Broadjam is also a provider of Internet and desktop tools formusicians, record labels, and publishers, with a client list thatincludes Billboard, Warner/Chappell, the Academy of CountryMusic, and Taxi. The company's software package, Metajam, preparessongs for digital searches then uploads song data and audio files foreasy perusing by fans and industry pros looking for just the rightmusic.
Live365 (www.live365.com) is an independent digital broadcastingnetwork, aggregating and broadcasting a wide array of passion-drivenmusic and talk broadcasts programmed by an enthusiastic, dedicated anddiverse global community. Live365 programming is created by music fans;anyone with a computer and an Internet connection can create his ownInternet radio station for a small monthly fee.

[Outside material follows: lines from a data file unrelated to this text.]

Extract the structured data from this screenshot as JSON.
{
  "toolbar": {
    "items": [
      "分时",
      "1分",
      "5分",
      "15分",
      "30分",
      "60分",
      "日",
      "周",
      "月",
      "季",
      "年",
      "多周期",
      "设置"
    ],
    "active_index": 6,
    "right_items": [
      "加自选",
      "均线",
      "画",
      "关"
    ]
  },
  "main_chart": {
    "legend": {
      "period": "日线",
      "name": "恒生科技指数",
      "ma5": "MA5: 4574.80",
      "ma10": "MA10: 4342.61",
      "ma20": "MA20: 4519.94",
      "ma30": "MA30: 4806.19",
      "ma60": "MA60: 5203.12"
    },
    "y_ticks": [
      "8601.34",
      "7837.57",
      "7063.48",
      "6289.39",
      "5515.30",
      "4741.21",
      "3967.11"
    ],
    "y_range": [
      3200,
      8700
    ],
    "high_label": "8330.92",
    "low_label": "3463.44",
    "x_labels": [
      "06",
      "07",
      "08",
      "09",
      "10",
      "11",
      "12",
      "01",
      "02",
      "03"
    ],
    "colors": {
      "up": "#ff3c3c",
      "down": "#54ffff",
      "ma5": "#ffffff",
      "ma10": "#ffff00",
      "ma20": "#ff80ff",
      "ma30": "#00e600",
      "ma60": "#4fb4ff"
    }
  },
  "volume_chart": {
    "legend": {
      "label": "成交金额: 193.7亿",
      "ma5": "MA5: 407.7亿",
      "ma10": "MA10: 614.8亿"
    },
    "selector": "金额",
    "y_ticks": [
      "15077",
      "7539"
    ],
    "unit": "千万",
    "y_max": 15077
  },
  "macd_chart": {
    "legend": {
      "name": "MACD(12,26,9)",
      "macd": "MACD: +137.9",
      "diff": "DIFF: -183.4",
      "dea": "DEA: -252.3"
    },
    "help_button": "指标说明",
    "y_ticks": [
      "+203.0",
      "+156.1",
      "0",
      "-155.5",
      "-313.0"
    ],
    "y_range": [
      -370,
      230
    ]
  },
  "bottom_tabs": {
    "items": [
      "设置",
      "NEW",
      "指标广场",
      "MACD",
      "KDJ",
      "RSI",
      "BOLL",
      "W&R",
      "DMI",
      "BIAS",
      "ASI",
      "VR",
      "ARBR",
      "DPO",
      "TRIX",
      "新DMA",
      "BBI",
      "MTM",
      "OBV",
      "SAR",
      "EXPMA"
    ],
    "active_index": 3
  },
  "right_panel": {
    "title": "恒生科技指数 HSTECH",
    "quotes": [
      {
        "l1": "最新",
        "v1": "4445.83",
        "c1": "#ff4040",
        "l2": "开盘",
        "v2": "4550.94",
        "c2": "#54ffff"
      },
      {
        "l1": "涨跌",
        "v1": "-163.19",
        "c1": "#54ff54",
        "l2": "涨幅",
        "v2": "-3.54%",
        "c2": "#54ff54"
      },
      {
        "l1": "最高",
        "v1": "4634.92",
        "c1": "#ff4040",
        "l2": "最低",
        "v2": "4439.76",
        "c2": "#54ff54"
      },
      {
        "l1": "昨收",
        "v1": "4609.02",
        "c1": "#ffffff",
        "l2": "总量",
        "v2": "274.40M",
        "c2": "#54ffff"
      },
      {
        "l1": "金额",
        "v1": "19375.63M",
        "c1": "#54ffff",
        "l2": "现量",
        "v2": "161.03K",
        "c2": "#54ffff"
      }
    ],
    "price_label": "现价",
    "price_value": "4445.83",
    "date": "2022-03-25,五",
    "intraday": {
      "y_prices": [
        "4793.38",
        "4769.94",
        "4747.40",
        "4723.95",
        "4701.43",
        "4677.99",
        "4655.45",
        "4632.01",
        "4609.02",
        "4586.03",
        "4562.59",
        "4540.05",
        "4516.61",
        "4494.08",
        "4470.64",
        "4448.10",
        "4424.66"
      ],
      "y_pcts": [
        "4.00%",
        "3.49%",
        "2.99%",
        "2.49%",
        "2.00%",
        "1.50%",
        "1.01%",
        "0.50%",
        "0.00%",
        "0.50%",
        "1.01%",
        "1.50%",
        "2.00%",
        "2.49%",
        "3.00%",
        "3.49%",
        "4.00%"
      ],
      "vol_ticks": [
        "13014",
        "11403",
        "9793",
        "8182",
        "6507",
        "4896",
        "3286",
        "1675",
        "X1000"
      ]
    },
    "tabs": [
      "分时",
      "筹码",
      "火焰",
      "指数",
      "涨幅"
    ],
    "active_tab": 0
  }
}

RIAA Sued for Racketeering
Feb 20, 2004 - From Mac Central - A New Jersey woman has filed a lawsuitagainst the RIAA under anti-racketeering statutes, charging the groupwith using scare tactics to extort money from the individuals it suesfor copyright infringement from downloading music files.
Michele Scimeca is one of more than 1,000 alleged online file-swapperssued by the RIAA since the middle of 2003. The RIAA filed another batchof 531 lawsuits on Feb. 18. The RIAA has settled a number of thoselawsuits, which is what Scimeca filed a complaint about in the U.S.District Court for New Jersey.
"Instead of merely providing service of the complaint upon the variousdefendants, including Ms. Scimeca, the Plaintiffs have opted to includea letter discussing and prompting settlement of the copyrightinfringement action," the complaint states. "This scare tactic hascaused a vast amount of settlements from individuals who fearedfighting such a large institution and feel victim to these actions andfelt forced to provide funds to settle these actions instead offighting the institution."
The complaint argues that the main intent of the RIAA's lawsuitcampaign is to extract financial settlements from those sued, andcharges the group with violating Racketeer Influenced and CorruptOrganizations (RICO) laws.